COVID-19, is now facing the possibility of having her hands amputated.A US healthcare worker, who has been hospitalised since early March after testing positive for
Rosa Felipe is being treated at Jackson Memorial Hospital in Miami – the same hospital she worked in for more than 15 years as an electroencephalograph or EEG technician, testing brain activity in patients.
Her work meant she would travel across the hospital and saw “a lot of patients” in the months before her diagnosis, she told CNN reporter Randi Kaye.
The 41-year-old mother-of-two has two underlying health conditions that put her at even greater risk – both diabetes and asthma.
While she spent two months on a ventilator, that saved her life, she may have developed blood clots.
Her hands were starved of circulation and oxygenation, and her fingers turned black
Rosa’s hands may have to be amputated, but she says, at the very least she will lose most of her fingers.
‘That’s what keeps me focused’
Before going on the ventilator, Rosa asked the doctor for a piece of paper to say goodbye to her children.
“I wrote on the paper to my children that I wanted them not to give up, and not to be upset with God,” she said.
“Because if something were to happen to me, this was his will and I didn’t want them to be upset with God, I wanted them to be loving and happy that God allowed us to have the time that we did have.”
She has now spent many months alone in her hospital room, separated from her two children, and she says they are the reason she keeps fighting.
“For me, it can’t be soon enough, for me,” she said when asked when she would see them.
“I know that in the end, I’m going to be with them… I know that.

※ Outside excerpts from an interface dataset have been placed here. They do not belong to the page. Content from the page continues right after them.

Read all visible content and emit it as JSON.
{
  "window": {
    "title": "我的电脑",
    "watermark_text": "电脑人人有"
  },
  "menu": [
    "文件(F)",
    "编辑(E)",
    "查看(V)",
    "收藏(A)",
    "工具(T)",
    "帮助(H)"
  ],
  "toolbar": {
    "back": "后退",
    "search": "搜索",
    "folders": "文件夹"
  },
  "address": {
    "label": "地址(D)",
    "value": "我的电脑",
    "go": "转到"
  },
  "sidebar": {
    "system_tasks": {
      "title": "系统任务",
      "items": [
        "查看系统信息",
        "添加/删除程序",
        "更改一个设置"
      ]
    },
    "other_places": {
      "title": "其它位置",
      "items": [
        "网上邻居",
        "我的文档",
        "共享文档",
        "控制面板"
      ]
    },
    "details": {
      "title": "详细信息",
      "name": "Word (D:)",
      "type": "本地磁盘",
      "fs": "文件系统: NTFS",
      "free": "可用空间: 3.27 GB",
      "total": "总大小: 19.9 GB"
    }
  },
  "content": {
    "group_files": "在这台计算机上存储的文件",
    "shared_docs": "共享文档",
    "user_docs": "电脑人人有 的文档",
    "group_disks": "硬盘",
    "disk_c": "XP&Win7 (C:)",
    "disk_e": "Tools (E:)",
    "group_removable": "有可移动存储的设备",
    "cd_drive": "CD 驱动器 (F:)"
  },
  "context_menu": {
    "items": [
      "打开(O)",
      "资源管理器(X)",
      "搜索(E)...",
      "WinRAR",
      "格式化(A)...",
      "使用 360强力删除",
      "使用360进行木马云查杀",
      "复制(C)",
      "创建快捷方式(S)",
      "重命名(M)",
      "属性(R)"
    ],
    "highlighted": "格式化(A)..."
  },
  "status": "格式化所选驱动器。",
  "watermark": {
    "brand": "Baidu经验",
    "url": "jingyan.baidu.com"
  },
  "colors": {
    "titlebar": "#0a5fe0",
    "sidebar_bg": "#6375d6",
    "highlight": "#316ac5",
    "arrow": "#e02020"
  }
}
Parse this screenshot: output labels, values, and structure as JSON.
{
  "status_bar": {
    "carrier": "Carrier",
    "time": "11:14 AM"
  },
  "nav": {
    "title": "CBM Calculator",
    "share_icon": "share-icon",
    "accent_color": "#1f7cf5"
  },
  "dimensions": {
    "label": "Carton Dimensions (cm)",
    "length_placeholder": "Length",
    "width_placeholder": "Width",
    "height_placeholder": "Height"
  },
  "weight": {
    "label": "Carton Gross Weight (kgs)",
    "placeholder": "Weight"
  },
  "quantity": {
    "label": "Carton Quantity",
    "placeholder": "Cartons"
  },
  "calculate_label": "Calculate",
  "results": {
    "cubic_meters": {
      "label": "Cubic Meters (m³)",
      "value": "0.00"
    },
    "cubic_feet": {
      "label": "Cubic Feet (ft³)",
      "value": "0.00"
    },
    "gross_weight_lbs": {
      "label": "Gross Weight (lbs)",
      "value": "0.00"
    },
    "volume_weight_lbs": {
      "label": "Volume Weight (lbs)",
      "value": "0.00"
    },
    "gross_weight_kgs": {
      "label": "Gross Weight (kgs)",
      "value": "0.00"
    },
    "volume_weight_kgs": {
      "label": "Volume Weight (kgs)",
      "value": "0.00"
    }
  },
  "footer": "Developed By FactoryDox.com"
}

“So that’s what keeps me focused, and it keeps me wanting to heal and wanting to get out of here fully restored.”